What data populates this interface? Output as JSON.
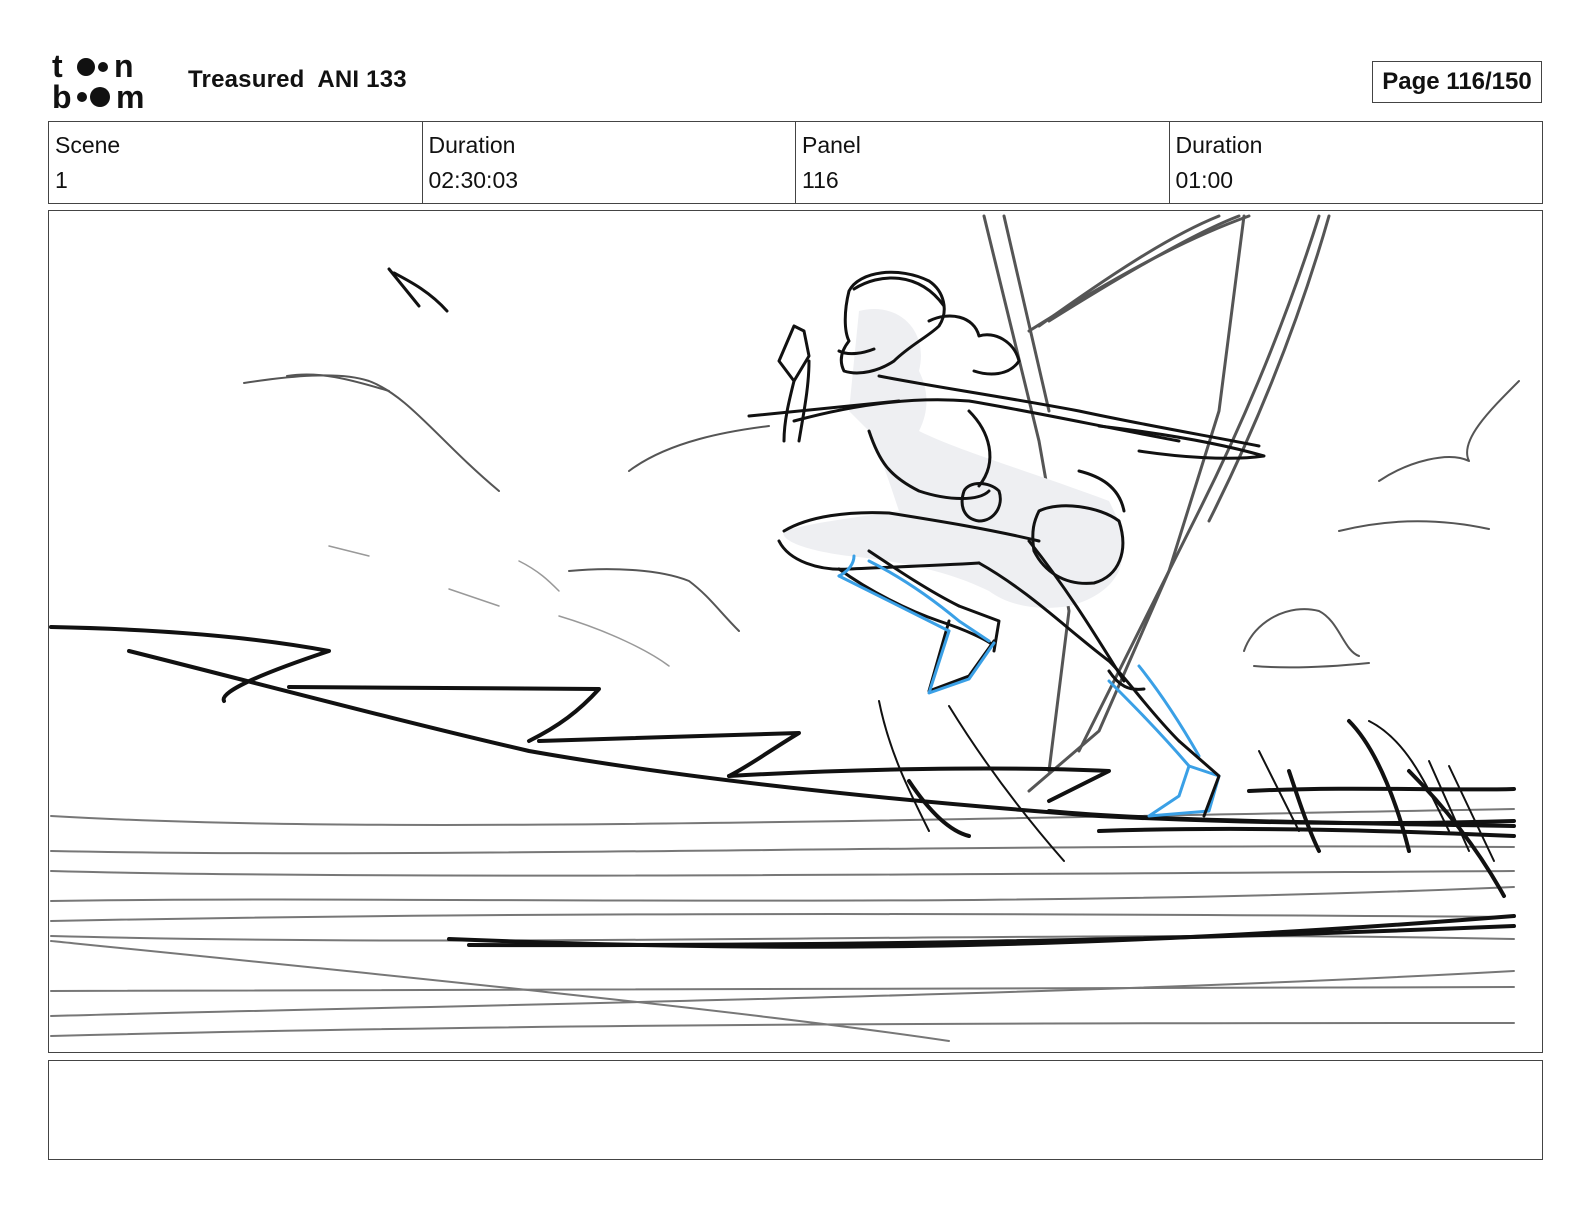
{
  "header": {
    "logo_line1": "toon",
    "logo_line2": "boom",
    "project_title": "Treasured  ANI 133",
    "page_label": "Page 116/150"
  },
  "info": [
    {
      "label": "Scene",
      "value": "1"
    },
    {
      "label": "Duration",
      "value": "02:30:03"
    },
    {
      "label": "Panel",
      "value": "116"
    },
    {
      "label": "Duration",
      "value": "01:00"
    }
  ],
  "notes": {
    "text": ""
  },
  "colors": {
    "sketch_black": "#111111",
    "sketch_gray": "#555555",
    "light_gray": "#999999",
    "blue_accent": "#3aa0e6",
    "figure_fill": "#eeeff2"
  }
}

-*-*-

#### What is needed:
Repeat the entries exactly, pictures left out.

#### Output of the exercise:
What data populates this interface? Output as JSON.
{
  "header": {
    "logo_line1": "toon",
    "logo_line2": "boom",
    "project_title": "Treasured  ANI 133",
    "page_label": "Page 116/150"
  },
  "info": [
    {
      "label": "Scene",
      "value": "1"
    },
    {
      "label": "Duration",
      "value": "02:30:03"
    },
    {
      "label": "Panel",
      "value": "116"
    },
    {
      "label": "Duration",
      "value": "01:00"
    }
  ],
  "notes": {
    "text": ""
  },
  "colors": {
    "sketch_black": "#111111",
    "sketch_gray": "#555555",
    "light_gray": "#999999",
    "blue_accent": "#3aa0e6",
    "figure_fill": "#eeeff2"
  }
}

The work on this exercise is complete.